Neural tube defects are caused by the improper development of a fetus's spinal cord and brain during the early stages of the mother's pregnancy. During the first month of pregnancy, a structure called the neural tube, which will eventually become the baby's spinal cord and brain, fails to close properly and is damaged as a result. Researchers are still investigating the causes of this improper development of the neural tube. It is thought that in some cases it is due to a lack of essential nutrients, such as a type of B vitamin called folic acid. Researchers are also looking into genetic causes and the effect of the mother's health on the fetus.
A Answers (2)
Honor Society of Nursing (STTI) answered
Charla Simon, MD, OBGYN (Obstetrics & Gynecology), answered on behalf of NorthShore University HealthSystem
Improper closure of the embyonic neural tube causes neural tube defects. This closure happens sometime between 6-8 gestational weeks (very early in pregnancy). The location of the abnormal closure along the neural tube determines where the defect results (cervical spine, thoracic spine, or lumbosacral spine).
Why the neural tube closes abnormally is unknown. It is thought to have a multifactorial basis. Also the different types of neural tube defects (anencephaly, spina bifida, and encephalocele) may have different etiologies.
Dietary issues in the mother, immunologic abnormalities involving folate receptors, genetic abnormalities in how the neural tube closes, maternal hyperthermia, use of certain anti-epileptic medications (valproic acid) at the time of conception, maternal obesity, and some chronic maternal diseases (diabetes mellitus) have all been shown to increase the chance of having a baby with neural tube defects.

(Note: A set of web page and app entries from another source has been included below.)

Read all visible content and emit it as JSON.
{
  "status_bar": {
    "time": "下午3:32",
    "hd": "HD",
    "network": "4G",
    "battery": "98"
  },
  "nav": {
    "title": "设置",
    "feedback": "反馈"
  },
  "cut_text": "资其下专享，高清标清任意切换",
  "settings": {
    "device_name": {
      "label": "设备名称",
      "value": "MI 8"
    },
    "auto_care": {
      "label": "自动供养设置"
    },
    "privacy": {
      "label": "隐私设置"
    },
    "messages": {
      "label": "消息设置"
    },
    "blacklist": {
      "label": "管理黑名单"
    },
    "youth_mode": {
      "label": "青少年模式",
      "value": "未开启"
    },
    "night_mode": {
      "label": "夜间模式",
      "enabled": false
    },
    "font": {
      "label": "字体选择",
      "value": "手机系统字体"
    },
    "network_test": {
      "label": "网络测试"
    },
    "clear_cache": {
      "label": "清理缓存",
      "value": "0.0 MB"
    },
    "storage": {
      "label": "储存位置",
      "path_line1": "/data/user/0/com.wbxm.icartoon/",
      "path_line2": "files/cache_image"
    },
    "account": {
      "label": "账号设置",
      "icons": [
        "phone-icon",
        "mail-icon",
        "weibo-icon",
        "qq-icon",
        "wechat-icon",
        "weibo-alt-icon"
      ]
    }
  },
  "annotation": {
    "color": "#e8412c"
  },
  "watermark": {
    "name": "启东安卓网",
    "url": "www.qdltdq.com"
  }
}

Research has shown that low maternal folate or vitamin B12 levels or abnormal handling of a molecule called homocysteine (impaired re-methylation) can contribute to a defective closure (and increase the risk of having a baby with a neural tube defect). Folate deficiency has been most stronly implicated in increasing the risk of neural tube defects. Dietary issues that could cause these abnormal maternal blood levels (low folate or vitamin B12) include decreased consumption of meat and fresh vegetables. To decrease the chance of women having infants with neural tube defects many countries supplement the food supply with folic acid. In the United States all enriched cereal and grain products have supplemental folic acid. However in addition to this all women considering pregnancy should take a folic acid supplement daily to decrease the chance of having an affected baby (at least 400 mcg).